A copy is needed of each line in the records that has the word "kemdikbud".

--- Information ---

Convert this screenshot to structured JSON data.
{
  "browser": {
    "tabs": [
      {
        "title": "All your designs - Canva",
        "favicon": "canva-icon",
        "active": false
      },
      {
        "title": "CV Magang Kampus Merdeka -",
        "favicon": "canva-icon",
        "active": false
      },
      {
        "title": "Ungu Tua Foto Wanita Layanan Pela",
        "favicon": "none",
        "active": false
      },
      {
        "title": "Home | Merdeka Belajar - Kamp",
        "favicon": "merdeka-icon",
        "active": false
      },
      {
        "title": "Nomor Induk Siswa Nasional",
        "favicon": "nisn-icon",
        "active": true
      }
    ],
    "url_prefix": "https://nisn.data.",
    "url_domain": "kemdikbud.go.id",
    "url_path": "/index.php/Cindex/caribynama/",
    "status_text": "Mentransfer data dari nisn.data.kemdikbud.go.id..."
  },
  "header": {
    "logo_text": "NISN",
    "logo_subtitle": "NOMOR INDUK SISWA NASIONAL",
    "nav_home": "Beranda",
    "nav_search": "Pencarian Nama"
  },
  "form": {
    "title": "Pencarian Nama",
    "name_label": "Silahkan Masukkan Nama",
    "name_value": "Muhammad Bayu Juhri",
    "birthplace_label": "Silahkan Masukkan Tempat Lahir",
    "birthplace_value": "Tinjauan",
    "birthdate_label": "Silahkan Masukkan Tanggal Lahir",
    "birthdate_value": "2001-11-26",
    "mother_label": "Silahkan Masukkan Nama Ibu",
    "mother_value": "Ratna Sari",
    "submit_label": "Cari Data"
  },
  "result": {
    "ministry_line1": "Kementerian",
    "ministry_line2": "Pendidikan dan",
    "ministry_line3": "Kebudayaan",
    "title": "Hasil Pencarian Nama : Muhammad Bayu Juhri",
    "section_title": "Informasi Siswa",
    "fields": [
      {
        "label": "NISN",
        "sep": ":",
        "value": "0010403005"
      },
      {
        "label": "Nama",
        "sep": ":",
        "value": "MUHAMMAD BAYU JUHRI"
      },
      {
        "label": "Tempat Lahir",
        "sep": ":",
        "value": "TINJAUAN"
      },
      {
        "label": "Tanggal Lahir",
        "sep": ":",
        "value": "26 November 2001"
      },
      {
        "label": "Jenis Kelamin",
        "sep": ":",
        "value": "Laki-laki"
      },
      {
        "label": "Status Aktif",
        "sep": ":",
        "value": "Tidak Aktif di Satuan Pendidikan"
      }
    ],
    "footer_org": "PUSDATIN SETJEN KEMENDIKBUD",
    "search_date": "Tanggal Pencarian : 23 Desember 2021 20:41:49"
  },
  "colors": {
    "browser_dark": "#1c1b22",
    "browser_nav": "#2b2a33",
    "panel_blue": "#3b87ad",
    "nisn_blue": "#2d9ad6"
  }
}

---

Task result:
    "url_domain": "kemdikbud.go.id",
    "status_text": "Mentransfer data dari nisn.data.kemdikbud.go.id..."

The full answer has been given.